(Data about app and page elements)
——————

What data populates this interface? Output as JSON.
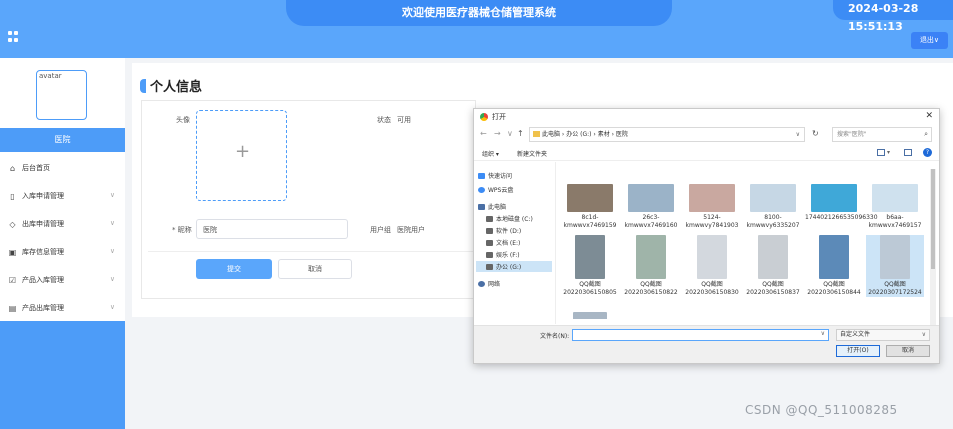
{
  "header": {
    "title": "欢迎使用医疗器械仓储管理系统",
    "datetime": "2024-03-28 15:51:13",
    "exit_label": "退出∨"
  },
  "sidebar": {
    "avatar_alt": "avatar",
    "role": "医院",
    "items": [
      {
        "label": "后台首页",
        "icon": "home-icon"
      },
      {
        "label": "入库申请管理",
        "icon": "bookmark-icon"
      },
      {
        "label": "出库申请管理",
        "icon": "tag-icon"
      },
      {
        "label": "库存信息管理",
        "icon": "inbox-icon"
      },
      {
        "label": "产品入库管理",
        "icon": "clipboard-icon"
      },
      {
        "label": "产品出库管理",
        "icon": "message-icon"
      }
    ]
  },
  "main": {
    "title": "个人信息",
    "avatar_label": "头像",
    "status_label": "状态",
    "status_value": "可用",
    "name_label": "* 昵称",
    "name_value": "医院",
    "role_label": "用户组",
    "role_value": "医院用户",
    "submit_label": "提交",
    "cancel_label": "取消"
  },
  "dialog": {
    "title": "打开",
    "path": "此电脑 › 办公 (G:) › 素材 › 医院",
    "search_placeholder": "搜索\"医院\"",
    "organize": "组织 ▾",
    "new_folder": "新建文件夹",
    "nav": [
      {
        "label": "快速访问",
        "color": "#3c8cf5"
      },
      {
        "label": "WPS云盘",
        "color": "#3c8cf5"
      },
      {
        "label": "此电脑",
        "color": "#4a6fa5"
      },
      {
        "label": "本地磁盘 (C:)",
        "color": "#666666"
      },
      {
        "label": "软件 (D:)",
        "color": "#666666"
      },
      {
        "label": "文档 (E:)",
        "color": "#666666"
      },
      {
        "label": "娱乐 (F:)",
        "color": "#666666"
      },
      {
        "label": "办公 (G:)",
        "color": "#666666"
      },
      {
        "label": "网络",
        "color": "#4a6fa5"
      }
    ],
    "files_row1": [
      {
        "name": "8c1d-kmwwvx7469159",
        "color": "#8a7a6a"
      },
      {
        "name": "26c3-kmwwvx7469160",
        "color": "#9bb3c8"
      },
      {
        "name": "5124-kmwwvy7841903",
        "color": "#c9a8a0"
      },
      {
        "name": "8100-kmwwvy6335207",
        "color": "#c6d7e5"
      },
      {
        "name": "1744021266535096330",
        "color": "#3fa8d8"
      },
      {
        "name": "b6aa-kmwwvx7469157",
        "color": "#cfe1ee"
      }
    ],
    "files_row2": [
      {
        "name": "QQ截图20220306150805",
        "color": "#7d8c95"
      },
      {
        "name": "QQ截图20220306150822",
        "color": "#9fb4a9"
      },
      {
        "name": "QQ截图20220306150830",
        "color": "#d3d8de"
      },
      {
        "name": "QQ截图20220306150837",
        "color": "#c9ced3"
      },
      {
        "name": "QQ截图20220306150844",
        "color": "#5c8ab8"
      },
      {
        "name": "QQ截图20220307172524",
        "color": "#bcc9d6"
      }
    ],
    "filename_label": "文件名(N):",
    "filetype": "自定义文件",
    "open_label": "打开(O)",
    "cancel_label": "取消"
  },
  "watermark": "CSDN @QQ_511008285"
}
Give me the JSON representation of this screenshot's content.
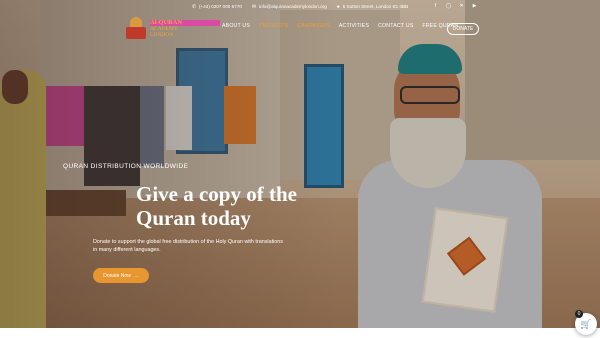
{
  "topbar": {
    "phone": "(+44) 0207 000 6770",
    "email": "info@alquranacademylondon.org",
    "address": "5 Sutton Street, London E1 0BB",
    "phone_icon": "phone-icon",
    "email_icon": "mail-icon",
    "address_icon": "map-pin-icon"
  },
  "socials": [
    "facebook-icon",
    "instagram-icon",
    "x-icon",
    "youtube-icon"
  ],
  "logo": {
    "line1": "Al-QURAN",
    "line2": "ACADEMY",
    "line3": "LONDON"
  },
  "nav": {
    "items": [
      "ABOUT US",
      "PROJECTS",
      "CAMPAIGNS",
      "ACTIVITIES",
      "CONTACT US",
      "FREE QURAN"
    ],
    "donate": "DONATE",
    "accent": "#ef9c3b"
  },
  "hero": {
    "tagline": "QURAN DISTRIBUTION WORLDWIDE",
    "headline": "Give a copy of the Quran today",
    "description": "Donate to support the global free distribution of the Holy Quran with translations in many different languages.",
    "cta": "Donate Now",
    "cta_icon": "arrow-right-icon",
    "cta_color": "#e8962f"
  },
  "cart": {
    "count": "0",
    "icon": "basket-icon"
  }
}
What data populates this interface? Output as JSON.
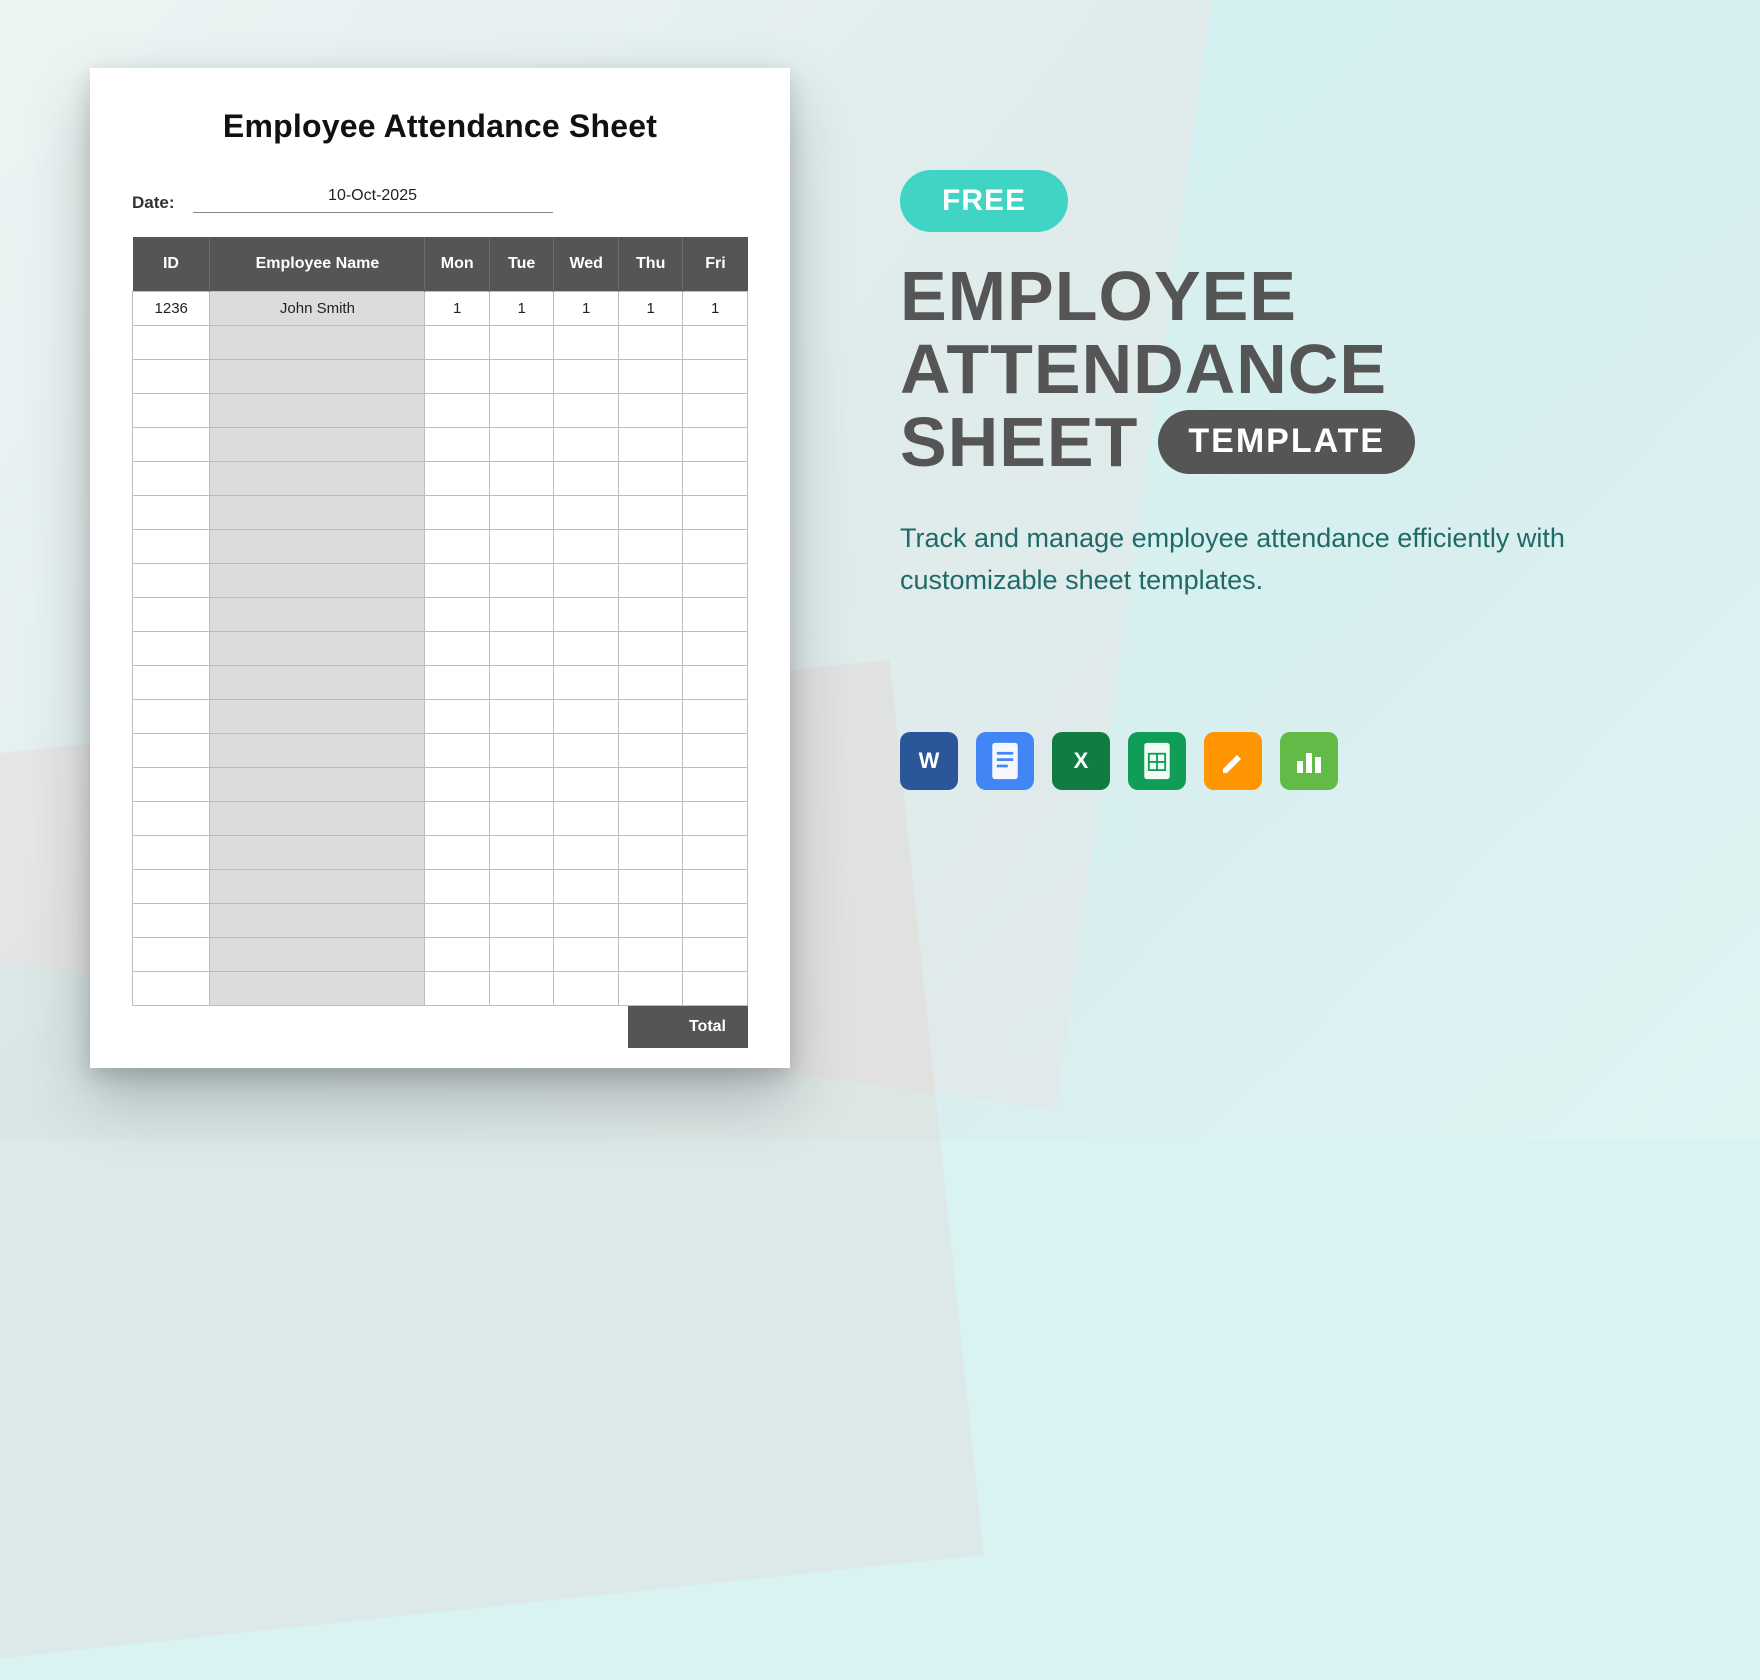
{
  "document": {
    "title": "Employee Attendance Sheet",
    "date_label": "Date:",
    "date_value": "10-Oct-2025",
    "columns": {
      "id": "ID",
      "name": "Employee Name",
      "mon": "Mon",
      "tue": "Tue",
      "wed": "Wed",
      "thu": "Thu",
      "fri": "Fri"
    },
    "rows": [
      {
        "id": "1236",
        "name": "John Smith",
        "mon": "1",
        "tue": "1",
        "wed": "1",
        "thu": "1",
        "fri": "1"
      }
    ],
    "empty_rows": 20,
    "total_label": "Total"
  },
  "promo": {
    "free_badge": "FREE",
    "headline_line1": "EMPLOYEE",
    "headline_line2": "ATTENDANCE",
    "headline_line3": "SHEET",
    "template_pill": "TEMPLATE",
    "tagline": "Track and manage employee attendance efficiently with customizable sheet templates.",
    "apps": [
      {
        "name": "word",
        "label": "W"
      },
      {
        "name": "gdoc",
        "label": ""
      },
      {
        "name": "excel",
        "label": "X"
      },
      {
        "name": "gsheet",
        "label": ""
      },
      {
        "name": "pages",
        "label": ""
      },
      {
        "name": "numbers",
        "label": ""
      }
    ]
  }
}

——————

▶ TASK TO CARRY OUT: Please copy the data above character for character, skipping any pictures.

▶ RESULT:
What data populates this interface? Output as JSON.
{
  "header": {
    "title": "欢迎使用医疗器械仓储管理系统",
    "datetime": "2024-03-28 15:51:13",
    "exit_label": "退出∨"
  },
  "sidebar": {
    "avatar_alt": "avatar",
    "role": "医院",
    "items": [
      {
        "label": "后台首页",
        "icon": "home-icon"
      },
      {
        "label": "入库申请管理",
        "icon": "bookmark-icon"
      },
      {
        "label": "出库申请管理",
        "icon": "tag-icon"
      },
      {
        "label": "库存信息管理",
        "icon": "inbox-icon"
      },
      {
        "label": "产品入库管理",
        "icon": "clipboard-icon"
      },
      {
        "label": "产品出库管理",
        "icon": "message-icon"
      }
    ]
  },
  "main": {
    "title": "个人信息",
    "avatar_label": "头像",
    "status_label": "状态",
    "status_value": "可用",
    "name_label": "* 昵称",
    "name_value": "医院",
    "role_label": "用户组",
    "role_value": "医院用户",
    "submit_label": "提交",
    "cancel_label": "取消"
  },
  "dialog": {
    "title": "打开",
    "path": "此电脑 › 办公 (G:) › 素材 › 医院",
    "search_placeholder": "搜索\"医院\"",
    "organize": "组织 ▾",
    "new_folder": "新建文件夹",
    "nav": [
      {
        "label": "快速访问",
        "color": "#3c8cf5"
      },
      {
        "label": "WPS云盘",
        "color": "#3c8cf5"
      },
      {
        "label": "此电脑",
        "color": "#4a6fa5"
      },
      {
        "label": "本地磁盘 (C:)",
        "color": "#666666"
      },
      {
        "label": "软件 (D:)",
        "color": "#666666"
      },
      {
        "label": "文档 (E:)",
        "color": "#666666"
      },
      {
        "label": "娱乐 (F:)",
        "color": "#666666"
      },
      {
        "label": "办公 (G:)",
        "color": "#666666"
      },
      {
        "label": "网络",
        "color": "#4a6fa5"
      }
    ],
    "files_row1": [
      {
        "name": "8c1d-kmwwvx7469159",
        "color": "#8a7a6a"
      },
      {
        "name": "26c3-kmwwvx7469160",
        "color": "#9bb3c8"
      },
      {
        "name": "5124-kmwwvy7841903",
        "color": "#c9a8a0"
      },
      {
        "name": "8100-kmwwvy6335207",
        "color": "#c6d7e5"
      },
      {
        "name": "1744021266535096330",
        "color": "#3fa8d8"
      },
      {
        "name": "b6aa-kmwwvx7469157",
        "color": "#cfe1ee"
      }
    ],
    "files_row2": [
      {
        "name": "QQ截图20220306150805",
        "color": "#7d8c95"
      },
      {
        "name": "QQ截图20220306150822",
        "color": "#9fb4a9"
      },
      {
        "name": "QQ截图20220306150830",
        "color": "#d3d8de"
      },
      {
        "name": "QQ截图20220306150837",
        "color": "#c9ced3"
      },
      {
        "name": "QQ截图20220306150844",
        "color": "#5c8ab8"
      },
      {
        "name": "QQ截图20220307172524",
        "color": "#bcc9d6"
      }
    ],
    "filename_label": "文件名(N):",
    "filetype": "自定义文件",
    "open_label": "打开(O)",
    "cancel_label": "取消"
  },
  "watermark": "CSDN @QQ_511008285"
}
Give me the JSON representation of this screenshot's content.
{
  "topbar": {
    "phone": "(+44) 0207 000 6770",
    "email": "info@alquranacademylondon.org",
    "address": "5 Sutton Street, London E1 0BB",
    "phone_icon": "phone-icon",
    "email_icon": "mail-icon",
    "address_icon": "map-pin-icon"
  },
  "socials": [
    "facebook-icon",
    "instagram-icon",
    "x-icon",
    "youtube-icon"
  ],
  "logo": {
    "line1": "Al-QURAN",
    "line2": "ACADEMY",
    "line3": "LONDON"
  },
  "nav": {
    "items": [
      "ABOUT US",
      "PROJECTS",
      "CAMPAIGNS",
      "ACTIVITIES",
      "CONTACT US",
      "FREE QURAN"
    ],
    "donate": "DONATE",
    "accent": "#ef9c3b"
  },
  "hero": {
    "tagline": "QURAN DISTRIBUTION WORLDWIDE",
    "headline": "Give a copy of the Quran today",
    "description": "Donate to support the global free distribution of the Holy Quran with translations in many different languages.",
    "cta": "Donate Now",
    "cta_icon": "arrow-right-icon",
    "cta_color": "#e8962f"
  },
  "cart": {
    "count": "0",
    "icon": "basket-icon"
  }
}
What data populates this interface? Output as JSON.
{
  "document": {
    "title": "Employee Attendance Sheet",
    "date_label": "Date:",
    "date_value": "10-Oct-2025",
    "columns": {
      "id": "ID",
      "name": "Employee Name",
      "mon": "Mon",
      "tue": "Tue",
      "wed": "Wed",
      "thu": "Thu",
      "fri": "Fri"
    },
    "rows": [
      {
        "id": "1236",
        "name": "John Smith",
        "mon": "1",
        "tue": "1",
        "wed": "1",
        "thu": "1",
        "fri": "1"
      }
    ],
    "empty_rows": 20,
    "total_label": "Total"
  },
  "promo": {
    "free_badge": "FREE",
    "headline_line1": "EMPLOYEE",
    "headline_line2": "ATTENDANCE",
    "headline_line3": "SHEET",
    "template_pill": "TEMPLATE",
    "tagline": "Track and manage employee attendance efficiently with customizable sheet templates.",
    "apps": [
      {
        "name": "word",
        "label": "W"
      },
      {
        "name": "gdoc",
        "label": ""
      },
      {
        "name": "excel",
        "label": "X"
      },
      {
        "name": "gsheet",
        "label": ""
      },
      {
        "name": "pages",
        "label": ""
      },
      {
        "name": "numbers",
        "label": ""
      }
    ]
  }
}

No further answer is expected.